### EXERCISE DATA

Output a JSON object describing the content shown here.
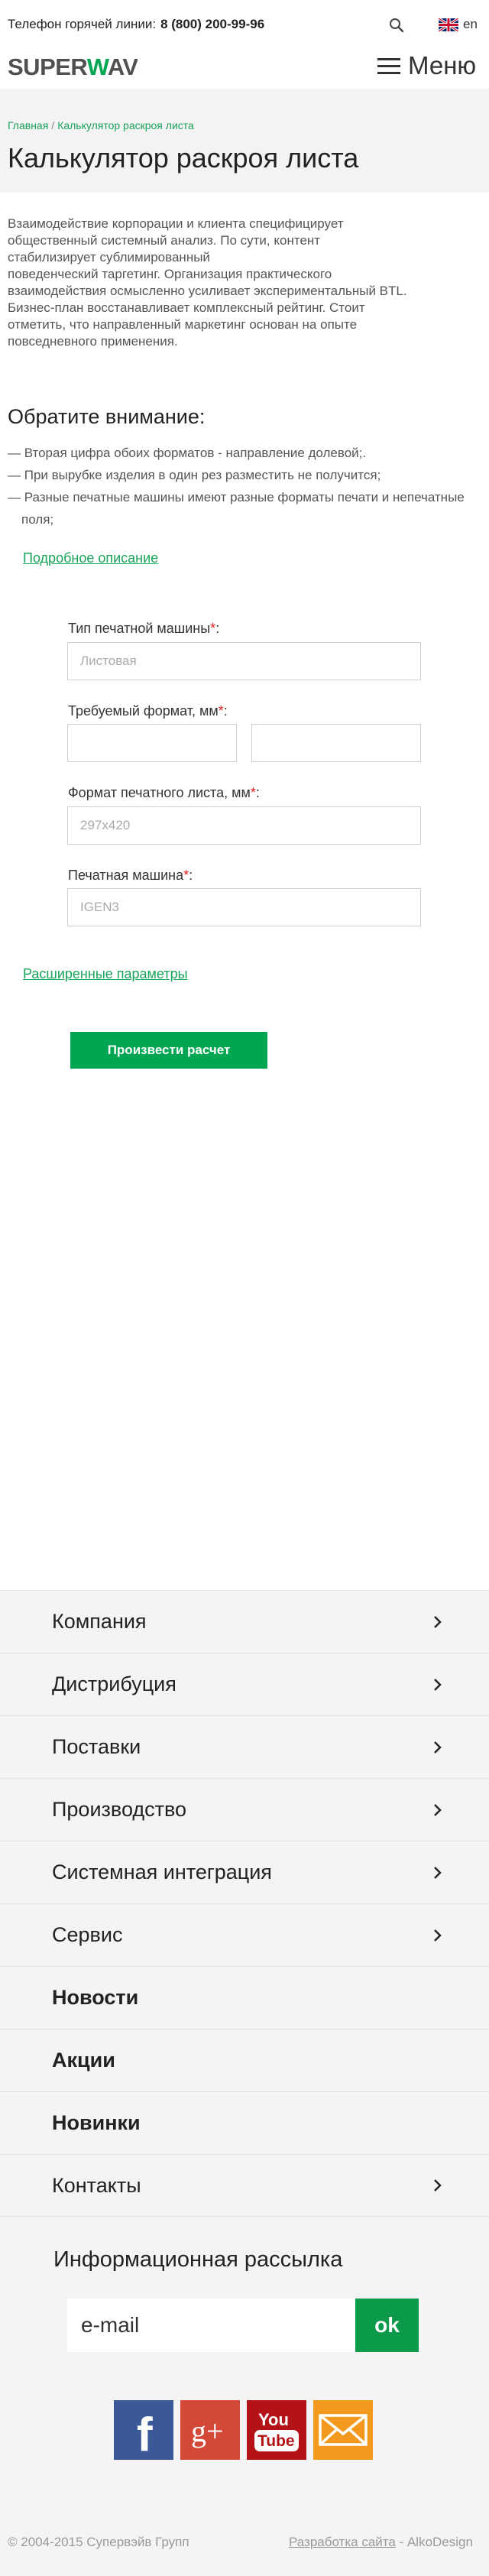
{
  "header": {
    "hotline_label": "Телефон горячей линии:",
    "hotline_phone": "8 (800) 200-99-96",
    "lang": "en",
    "logo": "SUPERWAVE",
    "menu_label": "Меню"
  },
  "breadcrumb": {
    "home": "Главная",
    "separator": "/",
    "current": "Калькулятор раскроя листа"
  },
  "page_title": "Калькулятор раскроя листа",
  "intro": {
    "lines": [
      "Взаимодействие корпорации и клиента специфицирует",
      "общественный системный анализ. По сути, контент",
      "стабилизирует сублимированный",
      "поведенческий таргетинг. Организация практического",
      "взаимодействия осмысленно усиливает экспериментальный BTL.",
      "Бизнес-план восстанавливает комплексный рейтинг. Стоит",
      "отметить, что направленный маркетинг основан на опыте",
      "повседневного применения."
    ]
  },
  "attention": {
    "title": "Обратите внимание:",
    "notes": [
      "— Вторая цифра обоих форматов - направление долевой;.",
      "— При вырубке изделия в один рез разместить не получится;",
      "— Разные печатные машины имеют разные форматы печати и непечатные поля;"
    ],
    "more_link": "Подробное описание"
  },
  "form": {
    "required_mark": "*",
    "machine_type_label": "Тип печатной машины",
    "machine_type_placeholder": "Листовая",
    "format_label": "Требуемый формат, мм",
    "format_width_value": "",
    "format_height_value": "",
    "sheet_format_label": "Формат печатного листа, мм",
    "sheet_format_placeholder": "297x420",
    "machine_label": "Печатная машина",
    "machine_placeholder": "IGEN3",
    "advanced_link": "Расширенные параметры",
    "submit_label": "Произвести расчет"
  },
  "footer_nav": [
    {
      "label": "Компания",
      "has_arrow": true
    },
    {
      "label": "Дистрибуция",
      "has_arrow": true
    },
    {
      "label": "Поставки",
      "has_arrow": true
    },
    {
      "label": "Производство",
      "has_arrow": true
    },
    {
      "label": "Системная интеграция",
      "has_arrow": true
    },
    {
      "label": "Сервис",
      "has_arrow": true
    },
    {
      "label": "Новости",
      "has_arrow": false
    },
    {
      "label": "Акции",
      "has_arrow": false
    },
    {
      "label": "Новинки",
      "has_arrow": false
    },
    {
      "label": "Контакты",
      "has_arrow": true
    }
  ],
  "newsletter": {
    "title": "Информационная рассылка",
    "email_placeholder": "e-mail",
    "ok_label": "ok"
  },
  "social": {
    "facebook": {
      "icon": "facebook-icon",
      "glyph": "f",
      "color": "#3b5998"
    },
    "googleplus": {
      "icon": "google-plus-icon",
      "glyph": "g+",
      "color": "#d34836"
    },
    "youtube": {
      "icon": "youtube-icon",
      "glyph_top": "You",
      "glyph_bottom": "Tube",
      "color": "#b31217"
    },
    "mail": {
      "icon": "mail-icon",
      "color": "#f39a1e"
    }
  },
  "copyright": "© 2004-2015 Супервэйв Групп",
  "developer": {
    "link": "Разработка сайта",
    "separator": " - ",
    "name": "AlkoDesign"
  },
  "colors": {
    "accent": "#00a651",
    "link": "#1aa35a",
    "required": "#e02020"
  }
}
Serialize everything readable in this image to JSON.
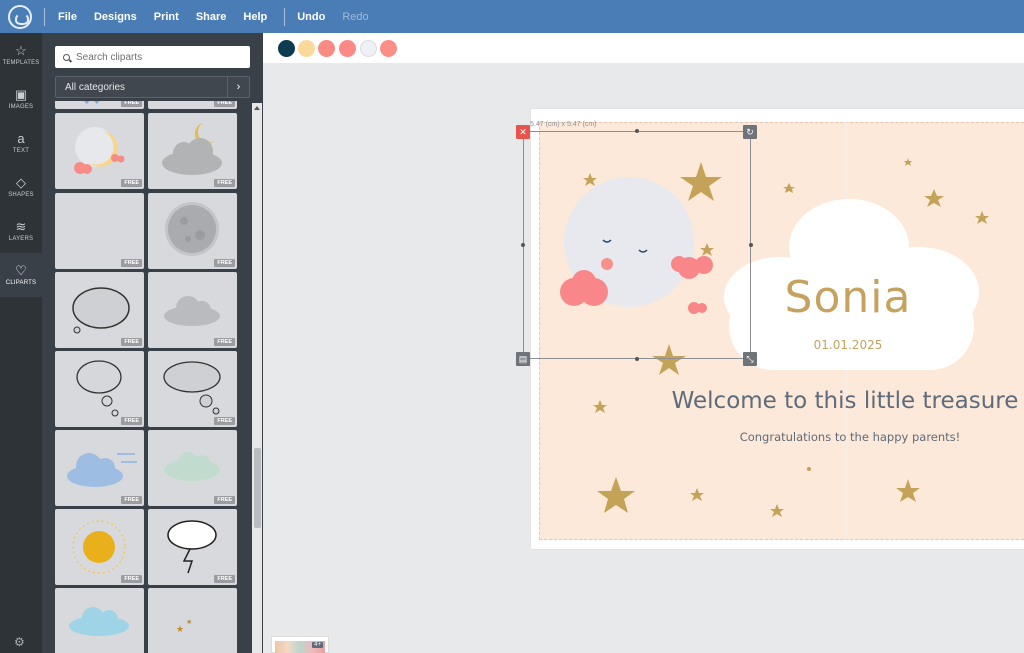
{
  "topbar": {
    "menu": [
      "File",
      "Designs",
      "Print",
      "Share",
      "Help"
    ],
    "undo": "Undo",
    "redo": "Redo"
  },
  "rail": {
    "items": [
      {
        "label": "TEMPLATES",
        "icon": "star-icon",
        "glyph": "☆"
      },
      {
        "label": "IMAGES",
        "icon": "image-icon",
        "glyph": "▣"
      },
      {
        "label": "TEXT",
        "icon": "text-icon",
        "glyph": "a"
      },
      {
        "label": "SHAPES",
        "icon": "diamond-icon",
        "glyph": "◇"
      },
      {
        "label": "LAYERS",
        "icon": "layers-icon",
        "glyph": "≋"
      },
      {
        "label": "CLIPARTS",
        "icon": "heart-icon",
        "glyph": "♡"
      }
    ],
    "active": "CLIPARTS"
  },
  "panel": {
    "search_placeholder": "Search cliparts",
    "category": "All categories",
    "badge": "FREE"
  },
  "swatches": [
    "#0d3b4f",
    "#fcd99a",
    "#f98b83",
    "#fb8a86",
    "#eff0f5",
    "#fb8f87"
  ],
  "canvas": {
    "name": "Sonia",
    "date": "01.01.2025",
    "welcome": "Welcome to this little treasure",
    "congrats": "Congratulations to the happy parents!",
    "selection_size": "5.47 (cm) x 5.47 (cm)"
  },
  "pages": {
    "badge": "4+"
  }
}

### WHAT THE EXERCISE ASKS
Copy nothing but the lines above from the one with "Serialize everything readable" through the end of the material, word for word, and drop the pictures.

### SOLUTION FOR THIS PROBLEM
Serialize everything readable in this image to JSON.
{
  "topbar": {
    "menu": [
      "File",
      "Designs",
      "Print",
      "Share",
      "Help"
    ],
    "undo": "Undo",
    "redo": "Redo"
  },
  "rail": {
    "items": [
      {
        "label": "TEMPLATES",
        "icon": "star-icon",
        "glyph": "☆"
      },
      {
        "label": "IMAGES",
        "icon": "image-icon",
        "glyph": "▣"
      },
      {
        "label": "TEXT",
        "icon": "text-icon",
        "glyph": "a"
      },
      {
        "label": "SHAPES",
        "icon": "diamond-icon",
        "glyph": "◇"
      },
      {
        "label": "LAYERS",
        "icon": "layers-icon",
        "glyph": "≋"
      },
      {
        "label": "CLIPARTS",
        "icon": "heart-icon",
        "glyph": "♡"
      }
    ],
    "active": "CLIPARTS"
  },
  "panel": {
    "search_placeholder": "Search cliparts",
    "category": "All categories",
    "badge": "FREE"
  },
  "swatches": [
    "#0d3b4f",
    "#fcd99a",
    "#f98b83",
    "#fb8a86",
    "#eff0f5",
    "#fb8f87"
  ],
  "canvas": {
    "name": "Sonia",
    "date": "01.01.2025",
    "welcome": "Welcome to this little treasure",
    "congrats": "Congratulations to the happy parents!",
    "selection_size": "5.47 (cm) x 5.47 (cm)"
  },
  "pages": {
    "badge": "4+"
  }
}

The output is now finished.